*Problem*. Please give back each line below unchanged; none of the pictures should appear.

Excerpts from an interface dataset

━━━━

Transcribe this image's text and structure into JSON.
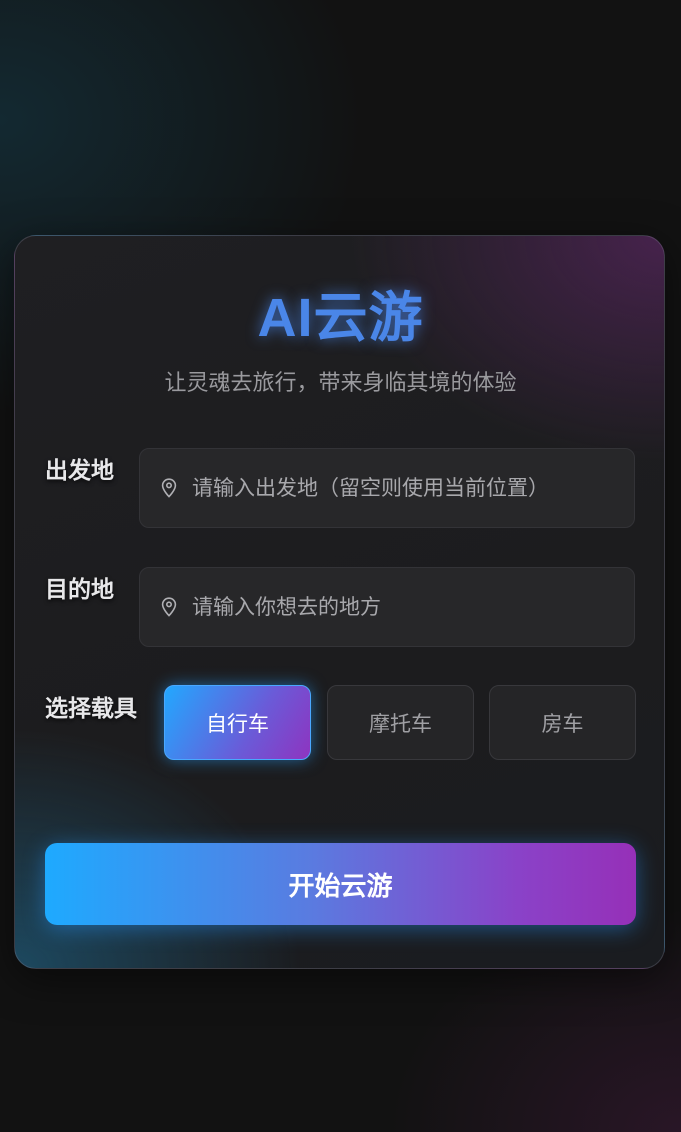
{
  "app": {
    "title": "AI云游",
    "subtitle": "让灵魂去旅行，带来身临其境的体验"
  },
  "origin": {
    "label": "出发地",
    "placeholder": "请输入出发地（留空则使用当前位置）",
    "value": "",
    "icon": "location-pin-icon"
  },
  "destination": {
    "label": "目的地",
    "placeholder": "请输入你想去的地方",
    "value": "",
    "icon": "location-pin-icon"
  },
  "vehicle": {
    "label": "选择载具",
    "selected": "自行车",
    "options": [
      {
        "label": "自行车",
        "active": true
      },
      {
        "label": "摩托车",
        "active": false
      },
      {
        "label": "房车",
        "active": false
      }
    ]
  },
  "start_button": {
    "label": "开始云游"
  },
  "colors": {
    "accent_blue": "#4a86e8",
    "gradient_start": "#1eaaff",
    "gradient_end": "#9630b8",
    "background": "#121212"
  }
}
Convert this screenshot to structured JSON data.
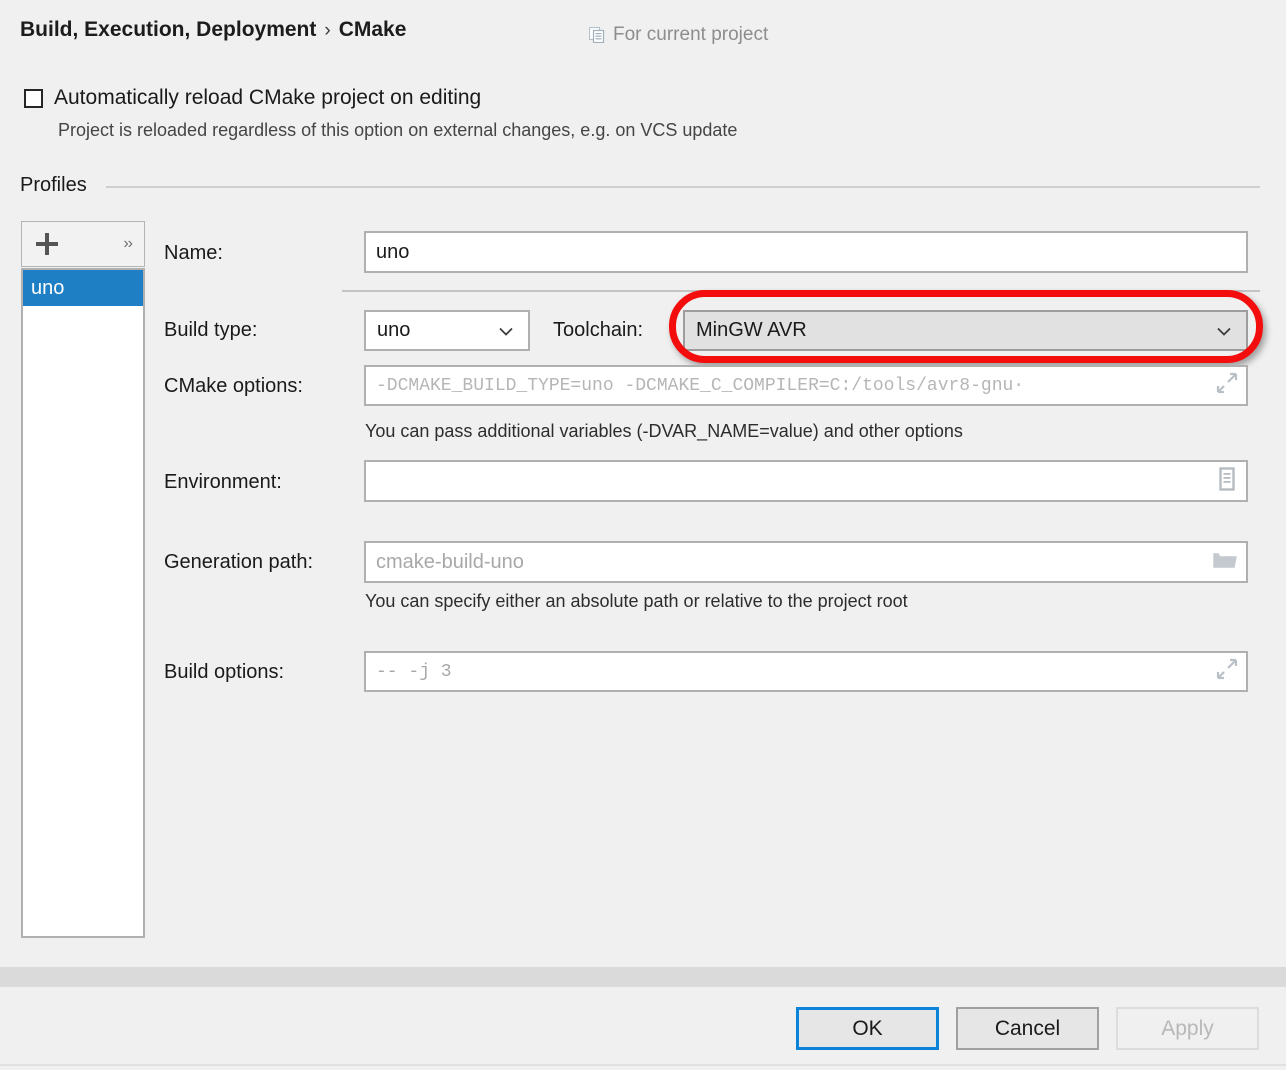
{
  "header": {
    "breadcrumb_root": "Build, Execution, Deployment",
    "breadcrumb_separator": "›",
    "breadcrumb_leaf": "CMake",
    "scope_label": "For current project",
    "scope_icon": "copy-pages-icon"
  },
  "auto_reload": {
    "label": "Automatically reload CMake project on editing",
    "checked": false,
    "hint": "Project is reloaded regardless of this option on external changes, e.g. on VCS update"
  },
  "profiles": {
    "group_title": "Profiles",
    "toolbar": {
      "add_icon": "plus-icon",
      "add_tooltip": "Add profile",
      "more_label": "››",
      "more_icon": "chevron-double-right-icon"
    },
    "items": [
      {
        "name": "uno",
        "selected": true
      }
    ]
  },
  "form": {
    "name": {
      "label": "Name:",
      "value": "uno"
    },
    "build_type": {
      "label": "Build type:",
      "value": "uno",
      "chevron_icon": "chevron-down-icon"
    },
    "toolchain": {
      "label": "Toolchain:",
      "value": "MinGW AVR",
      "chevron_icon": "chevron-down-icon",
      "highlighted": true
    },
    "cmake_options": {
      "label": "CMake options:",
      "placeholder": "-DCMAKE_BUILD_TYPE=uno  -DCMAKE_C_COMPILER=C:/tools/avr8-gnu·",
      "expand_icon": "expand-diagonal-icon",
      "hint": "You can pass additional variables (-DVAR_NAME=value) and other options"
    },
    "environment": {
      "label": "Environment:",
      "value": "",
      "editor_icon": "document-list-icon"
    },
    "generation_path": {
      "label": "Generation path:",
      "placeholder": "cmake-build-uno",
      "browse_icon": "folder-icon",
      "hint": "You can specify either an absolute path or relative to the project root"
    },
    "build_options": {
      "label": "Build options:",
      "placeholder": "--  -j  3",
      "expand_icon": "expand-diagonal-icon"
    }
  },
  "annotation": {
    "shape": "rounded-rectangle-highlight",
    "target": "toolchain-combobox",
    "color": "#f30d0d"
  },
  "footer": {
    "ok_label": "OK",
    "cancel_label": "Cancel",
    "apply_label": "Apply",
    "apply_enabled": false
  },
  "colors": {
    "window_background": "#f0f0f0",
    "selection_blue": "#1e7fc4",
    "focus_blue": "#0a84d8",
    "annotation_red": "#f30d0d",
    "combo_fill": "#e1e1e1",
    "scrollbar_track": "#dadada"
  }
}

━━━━

*Answer to the problem*.
Transcribe this image's text and structure into JSON.
{
  "app": {
    "title": "AI云游",
    "subtitle": "让灵魂去旅行，带来身临其境的体验"
  },
  "origin": {
    "label": "出发地",
    "placeholder": "请输入出发地（留空则使用当前位置）",
    "value": "",
    "icon": "location-pin-icon"
  },
  "destination": {
    "label": "目的地",
    "placeholder": "请输入你想去的地方",
    "value": "",
    "icon": "location-pin-icon"
  },
  "vehicle": {
    "label": "选择载具",
    "selected": "自行车",
    "options": [
      {
        "label": "自行车",
        "active": true
      },
      {
        "label": "摩托车",
        "active": false
      },
      {
        "label": "房车",
        "active": false
      }
    ]
  },
  "start_button": {
    "label": "开始云游"
  },
  "colors": {
    "accent_blue": "#4a86e8",
    "gradient_start": "#1eaaff",
    "gradient_end": "#9630b8",
    "background": "#121212"
  }
}
Convert this screenshot to structured JSON data.
{
  "header": {
    "breadcrumb_root": "Build, Execution, Deployment",
    "breadcrumb_separator": "›",
    "breadcrumb_leaf": "CMake",
    "scope_label": "For current project",
    "scope_icon": "copy-pages-icon"
  },
  "auto_reload": {
    "label": "Automatically reload CMake project on editing",
    "checked": false,
    "hint": "Project is reloaded regardless of this option on external changes, e.g. on VCS update"
  },
  "profiles": {
    "group_title": "Profiles",
    "toolbar": {
      "add_icon": "plus-icon",
      "add_tooltip": "Add profile",
      "more_label": "››",
      "more_icon": "chevron-double-right-icon"
    },
    "items": [
      {
        "name": "uno",
        "selected": true
      }
    ]
  },
  "form": {
    "name": {
      "label": "Name:",
      "value": "uno"
    },
    "build_type": {
      "label": "Build type:",
      "value": "uno",
      "chevron_icon": "chevron-down-icon"
    },
    "toolchain": {
      "label": "Toolchain:",
      "value": "MinGW AVR",
      "chevron_icon": "chevron-down-icon",
      "highlighted": true
    },
    "cmake_options": {
      "label": "CMake options:",
      "placeholder": "-DCMAKE_BUILD_TYPE=uno  -DCMAKE_C_COMPILER=C:/tools/avr8-gnu·",
      "expand_icon": "expand-diagonal-icon",
      "hint": "You can pass additional variables (-DVAR_NAME=value) and other options"
    },
    "environment": {
      "label": "Environment:",
      "value": "",
      "editor_icon": "document-list-icon"
    },
    "generation_path": {
      "label": "Generation path:",
      "placeholder": "cmake-build-uno",
      "browse_icon": "folder-icon",
      "hint": "You can specify either an absolute path or relative to the project root"
    },
    "build_options": {
      "label": "Build options:",
      "placeholder": "--  -j  3",
      "expand_icon": "expand-diagonal-icon"
    }
  },
  "annotation": {
    "shape": "rounded-rectangle-highlight",
    "target": "toolchain-combobox",
    "color": "#f30d0d"
  },
  "footer": {
    "ok_label": "OK",
    "cancel_label": "Cancel",
    "apply_label": "Apply",
    "apply_enabled": false
  },
  "colors": {
    "window_background": "#f0f0f0",
    "selection_blue": "#1e7fc4",
    "focus_blue": "#0a84d8",
    "annotation_red": "#f30d0d",
    "combo_fill": "#e1e1e1",
    "scrollbar_track": "#dadada"
  }
}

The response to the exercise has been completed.